Consequently, in my humid patch rosemary is not long-lived and every few years it succumbs to a fungus and I start again in a different spot. Next time this happens I’m going to hunt up the variety called ‘Mozart’. This is much praised by nurserymen such as David Glen of Lambley Nursery, outside Ballart, who uses it as an edging along a broad brick path, and Chris Cuddy of Perenialle Plants at Canowindra, who both sell it mail order. ‘Mozart’ has richer blue flowers than the hardware store plant I’m currently growing, and much more of them. The glossy green leaves and flowers grow on strictly upright stems to about 90cm.


Rows of ‘Mozart’ in full bee-happy bloom at Lambley Nursery. Thanks to Lambley for the photo.

That sturdy uprightness of rosemary is valuable in the garden as a contrast to floppier, more filmy plants and it also looks good with succulents, which share the liking for hot dry conditions. Sydney garden designer Peter Fudge channelled a sort of Japanese aesthetic in his own front garden, planting rosemary in gravel alongside felty Kalanchoe tomentosum, succulent crassula and dark green mounds of dwarf Raphiolepis ‘Snow Maiden’. The rosemary is kept trimmed to form neat green-grey mounds. (Read more about Peter’s front garden here.)

Garden by Peter Fudge

That’s rosemary in the top left, along with raphiolepis, and kalanchoe, and with westringia, kalanchoe and crassula in the foreground.
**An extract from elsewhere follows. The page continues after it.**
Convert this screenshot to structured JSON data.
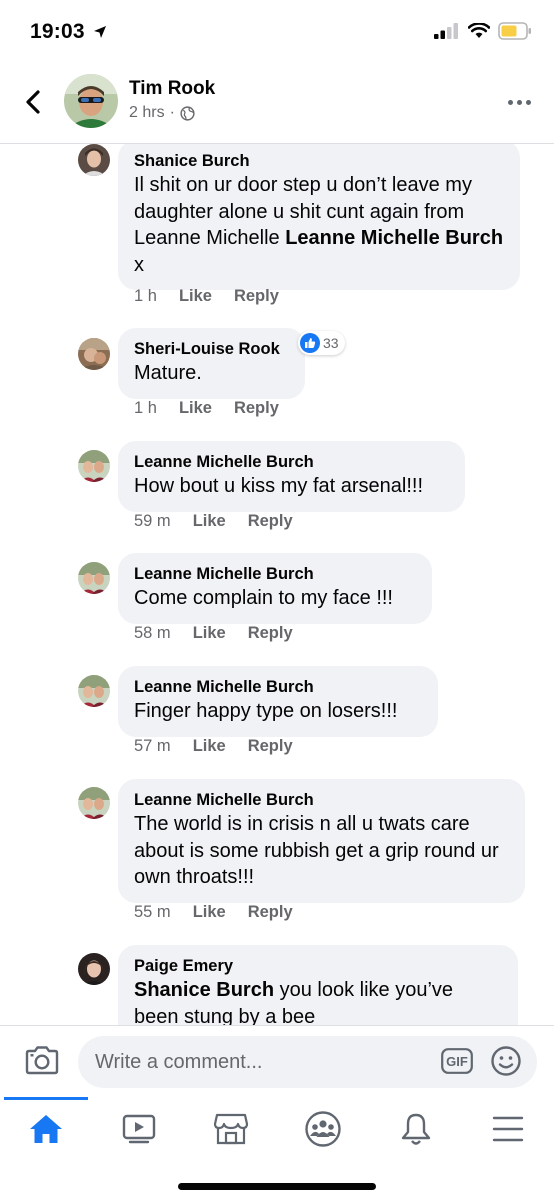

Mickey Robertson at Glenmore House in Camden matches rosemary with other Mediterranean types such as lavender, santolina and perovskia, Russian sage, and it looks suitably rustic against the old farm buildings in the garden. Robertson also puts rosemary to use in her kitchen, where she bakes it with chestnut flower and pine nuts into a favourite cake.

Glenmore House

And here’s rosemary with lavender and citrus in the sunny side garden at Glenmore House.

To keep rosemary looking good it’s best to be mean – no water, no fertiliser, and plenty of cutting. Trim often and prune it back by about two-thirds every year after the flowering starts to wane. Use some of the prunings as propagation material: trim the tips, strip the bottom third of leaves and carefully firm into pots of potting mix. The resulting successes can be used as repeats around the garden, or kept as back-ups to replace old plants and those afflicted by sudden death.

Rosemary prunings not used for propagation or dinner needn’t go to waste. Food magazines use the stripped stems as skewers, which seems like a terrific idea but which I find is more trouble than it’s worth. Instead I allow all the bits to dry then use them as fragrant kindling in the fire pit or barbecue.

It’s time to
Chocolate-coated botany
The Calyx is the new exhibition centre at the Royal Botanic Gardens Sydney. It opens this weekend with Sweet Addiction: the Botanic Story of Chocolate. 10am-4pm. Adults, $15, children $8.

Plant poppies
Plant seedlings close together in a sunny, fertile spot. Fertilise prodigiously for flowers into spring.

Plant a fruit tree
Unless you live in chilly parts of Sydney, choose a low-chill or tropical variety. ‘Anna’ apple could work. It was bred in Israel and fruits even in tropical Queensland. It will need a pollination partner, as well as protection from fruit fly. Expect mighty yields of apples around Christmas, three years after planting. More:

Choose a chook
Don’t know your Australorps from your Orpingtons? The National Poultry Show is on this weekend, June 11-12 at the Sydney Showground, ticket $10 at the gate.